■ **Raw data**:
*** Begin section ***
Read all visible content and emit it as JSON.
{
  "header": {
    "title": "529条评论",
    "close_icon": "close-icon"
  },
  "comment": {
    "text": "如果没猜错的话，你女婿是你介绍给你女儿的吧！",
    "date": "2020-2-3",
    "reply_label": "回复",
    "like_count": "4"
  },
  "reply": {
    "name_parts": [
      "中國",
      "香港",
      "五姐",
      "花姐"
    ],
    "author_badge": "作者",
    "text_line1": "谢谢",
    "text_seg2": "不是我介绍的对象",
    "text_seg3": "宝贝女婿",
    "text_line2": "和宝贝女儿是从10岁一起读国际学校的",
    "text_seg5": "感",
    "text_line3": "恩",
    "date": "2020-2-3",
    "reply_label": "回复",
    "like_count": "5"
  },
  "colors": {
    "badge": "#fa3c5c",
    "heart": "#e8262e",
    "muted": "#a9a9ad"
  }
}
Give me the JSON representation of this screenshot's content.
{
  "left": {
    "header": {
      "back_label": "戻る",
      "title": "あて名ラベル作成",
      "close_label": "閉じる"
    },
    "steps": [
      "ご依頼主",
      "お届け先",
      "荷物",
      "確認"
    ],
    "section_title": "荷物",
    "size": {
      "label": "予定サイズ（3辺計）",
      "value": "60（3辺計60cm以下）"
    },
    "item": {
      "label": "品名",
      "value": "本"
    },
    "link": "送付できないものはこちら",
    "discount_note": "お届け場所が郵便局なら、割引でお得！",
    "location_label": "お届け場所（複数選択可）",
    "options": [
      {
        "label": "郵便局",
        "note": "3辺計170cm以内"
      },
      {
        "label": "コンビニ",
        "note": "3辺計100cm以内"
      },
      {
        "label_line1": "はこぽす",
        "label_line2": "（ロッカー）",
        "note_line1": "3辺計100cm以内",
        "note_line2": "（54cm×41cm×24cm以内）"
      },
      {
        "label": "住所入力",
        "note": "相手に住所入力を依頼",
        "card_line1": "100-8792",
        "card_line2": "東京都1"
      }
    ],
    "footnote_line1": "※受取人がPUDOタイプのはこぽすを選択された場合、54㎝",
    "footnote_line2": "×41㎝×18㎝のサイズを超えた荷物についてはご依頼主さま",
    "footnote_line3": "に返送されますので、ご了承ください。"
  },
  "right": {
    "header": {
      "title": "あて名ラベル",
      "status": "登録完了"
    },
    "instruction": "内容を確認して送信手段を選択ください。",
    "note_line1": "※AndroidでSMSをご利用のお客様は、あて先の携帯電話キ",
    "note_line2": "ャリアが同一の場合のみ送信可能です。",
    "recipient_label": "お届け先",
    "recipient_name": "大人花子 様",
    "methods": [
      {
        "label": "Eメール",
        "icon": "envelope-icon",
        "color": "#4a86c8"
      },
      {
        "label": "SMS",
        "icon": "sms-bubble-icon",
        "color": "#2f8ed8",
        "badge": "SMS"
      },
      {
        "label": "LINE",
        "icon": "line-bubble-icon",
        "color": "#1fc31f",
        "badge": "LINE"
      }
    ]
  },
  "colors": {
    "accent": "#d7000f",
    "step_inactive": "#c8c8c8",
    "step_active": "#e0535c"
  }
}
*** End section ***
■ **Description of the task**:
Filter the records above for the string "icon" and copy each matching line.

■ **Your solution**:
    "close_icon": "close-icon"
        "icon": "envelope-icon",
        "icon": "sms-bubble-icon",
        "icon": "line-bubble-icon",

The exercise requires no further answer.